DATA UNDER STUDY ▸
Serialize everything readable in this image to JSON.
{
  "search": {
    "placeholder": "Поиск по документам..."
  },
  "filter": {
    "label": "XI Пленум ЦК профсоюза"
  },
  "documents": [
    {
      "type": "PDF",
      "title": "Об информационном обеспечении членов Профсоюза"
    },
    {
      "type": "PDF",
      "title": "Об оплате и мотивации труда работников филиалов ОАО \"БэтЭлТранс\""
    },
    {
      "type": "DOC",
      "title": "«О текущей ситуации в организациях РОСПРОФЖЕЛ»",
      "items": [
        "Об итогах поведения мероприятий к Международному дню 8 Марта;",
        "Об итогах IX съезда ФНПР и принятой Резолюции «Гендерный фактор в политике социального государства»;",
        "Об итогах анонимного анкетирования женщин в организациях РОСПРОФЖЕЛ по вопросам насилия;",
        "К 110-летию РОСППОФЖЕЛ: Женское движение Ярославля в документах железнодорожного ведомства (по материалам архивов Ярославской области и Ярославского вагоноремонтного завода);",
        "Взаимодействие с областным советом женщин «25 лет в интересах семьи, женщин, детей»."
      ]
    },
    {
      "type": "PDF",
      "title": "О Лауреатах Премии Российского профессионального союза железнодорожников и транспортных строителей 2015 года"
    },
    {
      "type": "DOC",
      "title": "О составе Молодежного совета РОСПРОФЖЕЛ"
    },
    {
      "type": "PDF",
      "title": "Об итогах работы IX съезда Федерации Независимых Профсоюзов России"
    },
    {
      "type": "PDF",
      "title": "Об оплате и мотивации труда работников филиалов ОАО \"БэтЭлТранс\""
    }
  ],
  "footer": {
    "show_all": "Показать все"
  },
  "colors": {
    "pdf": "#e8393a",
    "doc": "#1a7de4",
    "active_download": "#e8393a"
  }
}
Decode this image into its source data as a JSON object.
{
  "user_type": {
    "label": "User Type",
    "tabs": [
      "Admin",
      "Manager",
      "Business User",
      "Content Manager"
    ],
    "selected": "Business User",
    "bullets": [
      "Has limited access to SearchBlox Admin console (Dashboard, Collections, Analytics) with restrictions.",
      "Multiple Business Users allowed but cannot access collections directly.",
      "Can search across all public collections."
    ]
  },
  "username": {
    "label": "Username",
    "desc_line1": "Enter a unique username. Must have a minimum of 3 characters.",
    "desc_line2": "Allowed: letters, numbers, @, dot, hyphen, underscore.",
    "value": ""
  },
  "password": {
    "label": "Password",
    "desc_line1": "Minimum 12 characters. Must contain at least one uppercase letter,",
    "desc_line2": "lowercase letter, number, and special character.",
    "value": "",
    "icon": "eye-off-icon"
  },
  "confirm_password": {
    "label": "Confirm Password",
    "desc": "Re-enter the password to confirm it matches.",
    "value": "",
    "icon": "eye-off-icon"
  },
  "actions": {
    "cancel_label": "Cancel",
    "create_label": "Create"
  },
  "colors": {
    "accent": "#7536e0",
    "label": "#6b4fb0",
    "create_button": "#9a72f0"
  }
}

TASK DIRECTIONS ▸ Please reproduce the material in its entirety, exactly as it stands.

RESPONSE BELOW ▸
Serialize everything readable in this image to JSON.
{
  "search": {
    "placeholder": "Поиск по документам..."
  },
  "filter": {
    "label": "XI Пленум ЦК профсоюза"
  },
  "documents": [
    {
      "type": "PDF",
      "title": "Об информационном обеспечении членов Профсоюза"
    },
    {
      "type": "PDF",
      "title": "Об оплате и мотивации труда работников филиалов ОАО \"БэтЭлТранс\""
    },
    {
      "type": "DOC",
      "title": "«О текущей ситуации в организациях РОСПРОФЖЕЛ»",
      "items": [
        "Об итогах поведения мероприятий к Международному дню 8 Марта;",
        "Об итогах IX съезда ФНПР и принятой Резолюции «Гендерный фактор в политике социального государства»;",
        "Об итогах анонимного анкетирования женщин в организациях РОСПРОФЖЕЛ по вопросам насилия;",
        "К 110-летию РОСППОФЖЕЛ: Женское движение Ярославля в документах железнодорожного ведомства (по материалам архивов Ярославской области и Ярославского вагоноремонтного завода);",
        "Взаимодействие с областным советом женщин «25 лет в интересах семьи, женщин, детей»."
      ]
    },
    {
      "type": "PDF",
      "title": "О Лауреатах Премии Российского профессионального союза железнодорожников и транспортных строителей 2015 года"
    },
    {
      "type": "DOC",
      "title": "О составе Молодежного совета РОСПРОФЖЕЛ"
    },
    {
      "type": "PDF",
      "title": "Об итогах работы IX съезда Федерации Независимых Профсоюзов России"
    },
    {
      "type": "PDF",
      "title": "Об оплате и мотивации труда работников филиалов ОАО \"БэтЭлТранс\""
    }
  ],
  "footer": {
    "show_all": "Показать все"
  },
  "colors": {
    "pdf": "#e8393a",
    "doc": "#1a7de4",
    "active_download": "#e8393a"
  }
}
Decode this image into its source data as a JSON object.
{
  "user_type": {
    "label": "User Type",
    "tabs": [
      "Admin",
      "Manager",
      "Business User",
      "Content Manager"
    ],
    "selected": "Business User",
    "bullets": [
      "Has limited access to SearchBlox Admin console (Dashboard, Collections, Analytics) with restrictions.",
      "Multiple Business Users allowed but cannot access collections directly.",
      "Can search across all public collections."
    ]
  },
  "username": {
    "label": "Username",
    "desc_line1": "Enter a unique username. Must have a minimum of 3 characters.",
    "desc_line2": "Allowed: letters, numbers, @, dot, hyphen, underscore.",
    "value": ""
  },
  "password": {
    "label": "Password",
    "desc_line1": "Minimum 12 characters. Must contain at least one uppercase letter,",
    "desc_line2": "lowercase letter, number, and special character.",
    "value": "",
    "icon": "eye-off-icon"
  },
  "confirm_password": {
    "label": "Confirm Password",
    "desc": "Re-enter the password to confirm it matches.",
    "value": "",
    "icon": "eye-off-icon"
  },
  "actions": {
    "cancel_label": "Cancel",
    "create_label": "Create"
  },
  "colors": {
    "accent": "#7536e0",
    "label": "#6b4fb0",
    "create_button": "#9a72f0"
  }
}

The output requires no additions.